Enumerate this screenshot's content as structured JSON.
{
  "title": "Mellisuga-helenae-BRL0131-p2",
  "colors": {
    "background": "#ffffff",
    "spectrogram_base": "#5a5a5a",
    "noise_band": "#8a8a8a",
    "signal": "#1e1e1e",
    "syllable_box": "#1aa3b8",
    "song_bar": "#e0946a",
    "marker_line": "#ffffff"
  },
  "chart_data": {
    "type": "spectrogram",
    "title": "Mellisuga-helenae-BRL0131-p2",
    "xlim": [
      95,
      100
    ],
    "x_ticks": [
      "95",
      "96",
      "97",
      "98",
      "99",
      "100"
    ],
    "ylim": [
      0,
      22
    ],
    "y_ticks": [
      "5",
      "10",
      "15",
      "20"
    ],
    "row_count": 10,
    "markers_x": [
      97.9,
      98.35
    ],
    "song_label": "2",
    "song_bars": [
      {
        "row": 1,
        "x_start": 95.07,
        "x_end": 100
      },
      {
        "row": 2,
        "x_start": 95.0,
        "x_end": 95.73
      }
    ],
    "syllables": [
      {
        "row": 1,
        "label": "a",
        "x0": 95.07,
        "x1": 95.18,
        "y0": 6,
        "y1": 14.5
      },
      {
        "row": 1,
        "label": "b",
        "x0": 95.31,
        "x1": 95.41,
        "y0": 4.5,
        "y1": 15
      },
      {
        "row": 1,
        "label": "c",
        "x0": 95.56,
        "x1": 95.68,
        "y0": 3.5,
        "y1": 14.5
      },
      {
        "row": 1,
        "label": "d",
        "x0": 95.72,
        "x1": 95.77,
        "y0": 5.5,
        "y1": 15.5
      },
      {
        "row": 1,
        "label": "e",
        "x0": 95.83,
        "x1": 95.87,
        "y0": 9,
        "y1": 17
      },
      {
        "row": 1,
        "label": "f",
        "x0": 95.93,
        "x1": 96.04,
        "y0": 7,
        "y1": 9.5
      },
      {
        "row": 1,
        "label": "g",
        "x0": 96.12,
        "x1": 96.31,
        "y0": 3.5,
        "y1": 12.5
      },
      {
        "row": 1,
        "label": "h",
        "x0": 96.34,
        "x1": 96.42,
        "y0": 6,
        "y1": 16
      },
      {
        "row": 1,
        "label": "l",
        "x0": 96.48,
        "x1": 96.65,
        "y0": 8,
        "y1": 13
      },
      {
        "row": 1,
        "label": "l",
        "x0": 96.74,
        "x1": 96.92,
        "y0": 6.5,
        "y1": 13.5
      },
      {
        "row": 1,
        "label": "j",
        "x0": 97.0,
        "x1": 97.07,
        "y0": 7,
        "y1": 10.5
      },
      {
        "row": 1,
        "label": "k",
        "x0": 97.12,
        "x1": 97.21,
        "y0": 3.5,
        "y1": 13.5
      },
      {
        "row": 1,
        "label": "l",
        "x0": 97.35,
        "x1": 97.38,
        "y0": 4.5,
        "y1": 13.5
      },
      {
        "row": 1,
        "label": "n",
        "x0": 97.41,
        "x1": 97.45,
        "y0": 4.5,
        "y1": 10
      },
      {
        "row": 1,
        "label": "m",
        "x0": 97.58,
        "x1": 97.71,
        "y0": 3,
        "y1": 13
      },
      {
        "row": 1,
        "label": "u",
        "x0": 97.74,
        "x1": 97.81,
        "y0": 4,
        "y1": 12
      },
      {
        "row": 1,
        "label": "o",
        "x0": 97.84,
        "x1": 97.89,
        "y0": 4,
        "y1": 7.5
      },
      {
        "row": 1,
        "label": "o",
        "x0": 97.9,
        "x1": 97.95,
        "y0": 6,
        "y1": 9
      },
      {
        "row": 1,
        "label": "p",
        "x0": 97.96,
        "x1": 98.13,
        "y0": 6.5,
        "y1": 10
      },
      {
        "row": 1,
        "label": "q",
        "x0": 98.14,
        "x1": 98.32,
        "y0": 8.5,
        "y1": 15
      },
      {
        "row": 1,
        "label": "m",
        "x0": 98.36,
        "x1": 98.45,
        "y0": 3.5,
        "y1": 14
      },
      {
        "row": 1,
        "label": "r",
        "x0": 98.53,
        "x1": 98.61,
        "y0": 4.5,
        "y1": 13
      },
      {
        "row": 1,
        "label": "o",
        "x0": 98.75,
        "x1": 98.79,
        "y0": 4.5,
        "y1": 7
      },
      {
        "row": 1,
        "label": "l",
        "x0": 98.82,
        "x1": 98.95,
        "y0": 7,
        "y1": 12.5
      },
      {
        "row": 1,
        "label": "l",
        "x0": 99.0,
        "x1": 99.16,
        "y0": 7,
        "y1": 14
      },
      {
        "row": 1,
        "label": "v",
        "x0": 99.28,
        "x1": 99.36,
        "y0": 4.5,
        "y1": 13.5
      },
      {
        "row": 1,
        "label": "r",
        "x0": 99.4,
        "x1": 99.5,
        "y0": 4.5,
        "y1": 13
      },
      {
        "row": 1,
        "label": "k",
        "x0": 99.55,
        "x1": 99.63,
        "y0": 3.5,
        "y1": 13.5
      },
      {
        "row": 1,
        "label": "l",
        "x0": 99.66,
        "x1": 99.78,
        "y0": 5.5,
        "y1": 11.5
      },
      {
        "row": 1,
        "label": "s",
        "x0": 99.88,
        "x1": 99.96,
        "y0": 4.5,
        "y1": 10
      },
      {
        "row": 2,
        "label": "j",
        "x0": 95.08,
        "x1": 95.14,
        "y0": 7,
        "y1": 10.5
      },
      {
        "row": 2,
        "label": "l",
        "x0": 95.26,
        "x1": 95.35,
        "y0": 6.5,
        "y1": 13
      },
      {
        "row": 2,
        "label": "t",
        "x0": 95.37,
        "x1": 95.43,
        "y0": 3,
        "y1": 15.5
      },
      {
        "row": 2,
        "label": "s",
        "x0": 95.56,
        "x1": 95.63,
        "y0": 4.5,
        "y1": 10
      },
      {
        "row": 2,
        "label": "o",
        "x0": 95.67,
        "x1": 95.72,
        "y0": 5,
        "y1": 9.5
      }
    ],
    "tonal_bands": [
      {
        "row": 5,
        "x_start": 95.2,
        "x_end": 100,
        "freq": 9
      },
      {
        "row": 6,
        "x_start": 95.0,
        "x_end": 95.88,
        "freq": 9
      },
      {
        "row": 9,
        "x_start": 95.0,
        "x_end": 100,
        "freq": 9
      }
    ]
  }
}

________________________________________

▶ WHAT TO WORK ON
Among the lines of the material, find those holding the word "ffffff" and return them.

▶ EXPECTED ANSWER
    "background": "#ffffff",
    "marker_line": "#ffffff"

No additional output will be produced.